Task requirements >> What follows is a set of entries; retype all of them exactly.
--- START ---
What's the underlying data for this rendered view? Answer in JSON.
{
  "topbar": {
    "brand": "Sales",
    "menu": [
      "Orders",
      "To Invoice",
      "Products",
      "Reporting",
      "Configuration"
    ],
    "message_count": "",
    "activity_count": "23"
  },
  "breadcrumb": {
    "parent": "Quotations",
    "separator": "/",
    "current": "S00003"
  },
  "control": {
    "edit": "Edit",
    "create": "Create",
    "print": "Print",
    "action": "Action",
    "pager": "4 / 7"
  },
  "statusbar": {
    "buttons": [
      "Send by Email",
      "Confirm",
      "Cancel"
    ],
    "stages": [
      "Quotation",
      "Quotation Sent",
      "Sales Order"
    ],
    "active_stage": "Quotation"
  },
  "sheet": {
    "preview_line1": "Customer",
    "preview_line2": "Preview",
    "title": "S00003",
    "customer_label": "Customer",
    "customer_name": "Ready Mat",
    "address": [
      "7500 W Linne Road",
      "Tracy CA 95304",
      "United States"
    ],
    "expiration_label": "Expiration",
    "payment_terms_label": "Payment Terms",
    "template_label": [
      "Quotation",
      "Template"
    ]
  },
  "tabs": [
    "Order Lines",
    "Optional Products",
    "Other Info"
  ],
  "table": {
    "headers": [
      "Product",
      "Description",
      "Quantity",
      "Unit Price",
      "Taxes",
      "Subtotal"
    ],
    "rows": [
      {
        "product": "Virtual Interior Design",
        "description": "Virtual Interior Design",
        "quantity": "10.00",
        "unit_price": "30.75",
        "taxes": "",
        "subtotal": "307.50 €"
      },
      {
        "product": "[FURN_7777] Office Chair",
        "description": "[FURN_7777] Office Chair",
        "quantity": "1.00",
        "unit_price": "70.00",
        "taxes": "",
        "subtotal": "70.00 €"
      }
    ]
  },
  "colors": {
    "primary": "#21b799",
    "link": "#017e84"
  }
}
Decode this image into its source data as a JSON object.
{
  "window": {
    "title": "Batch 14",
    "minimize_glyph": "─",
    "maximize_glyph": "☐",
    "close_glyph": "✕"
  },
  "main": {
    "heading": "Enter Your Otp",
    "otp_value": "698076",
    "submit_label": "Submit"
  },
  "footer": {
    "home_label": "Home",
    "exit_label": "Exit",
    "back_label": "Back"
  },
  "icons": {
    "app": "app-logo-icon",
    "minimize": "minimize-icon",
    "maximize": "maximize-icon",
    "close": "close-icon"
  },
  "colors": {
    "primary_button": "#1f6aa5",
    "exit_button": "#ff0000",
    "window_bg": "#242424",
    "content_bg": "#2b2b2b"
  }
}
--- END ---
Result of this task >>
What's the underlying data for this rendered view? Answer in JSON.
{
  "topbar": {
    "brand": "Sales",
    "menu": [
      "Orders",
      "To Invoice",
      "Products",
      "Reporting",
      "Configuration"
    ],
    "message_count": "",
    "activity_count": "23"
  },
  "breadcrumb": {
    "parent": "Quotations",
    "separator": "/",
    "current": "S00003"
  },
  "control": {
    "edit": "Edit",
    "create": "Create",
    "print": "Print",
    "action": "Action",
    "pager": "4 / 7"
  },
  "statusbar": {
    "buttons": [
      "Send by Email",
      "Confirm",
      "Cancel"
    ],
    "stages": [
      "Quotation",
      "Quotation Sent",
      "Sales Order"
    ],
    "active_stage": "Quotation"
  },
  "sheet": {
    "preview_line1": "Customer",
    "preview_line2": "Preview",
    "title": "S00003",
    "customer_label": "Customer",
    "customer_name": "Ready Mat",
    "address": [
      "7500 W Linne Road",
      "Tracy CA 95304",
      "United States"
    ],
    "expiration_label": "Expiration",
    "payment_terms_label": "Payment Terms",
    "template_label": [
      "Quotation",
      "Template"
    ]
  },
  "tabs": [
    "Order Lines",
    "Optional Products",
    "Other Info"
  ],
  "table": {
    "headers": [
      "Product",
      "Description",
      "Quantity",
      "Unit Price",
      "Taxes",
      "Subtotal"
    ],
    "rows": [
      {
        "product": "Virtual Interior Design",
        "description": "Virtual Interior Design",
        "quantity": "10.00",
        "unit_price": "30.75",
        "taxes": "",
        "subtotal": "307.50 €"
      },
      {
        "product": "[FURN_7777] Office Chair",
        "description": "[FURN_7777] Office Chair",
        "quantity": "1.00",
        "unit_price": "70.00",
        "taxes": "",
        "subtotal": "70.00 €"
      }
    ]
  },
  "colors": {
    "primary": "#21b799",
    "link": "#017e84"
  }
}
Decode this image into its source data as a JSON object.
{
  "window": {
    "title": "Batch 14",
    "minimize_glyph": "─",
    "maximize_glyph": "☐",
    "close_glyph": "✕"
  },
  "main": {
    "heading": "Enter Your Otp",
    "otp_value": "698076",
    "submit_label": "Submit"
  },
  "footer": {
    "home_label": "Home",
    "exit_label": "Exit",
    "back_label": "Back"
  },
  "icons": {
    "app": "app-logo-icon",
    "minimize": "minimize-icon",
    "maximize": "maximize-icon",
    "close": "close-icon"
  },
  "colors": {
    "primary_button": "#1f6aa5",
    "exit_button": "#ff0000",
    "window_bg": "#242424",
    "content_bg": "#2b2b2b"
  }
}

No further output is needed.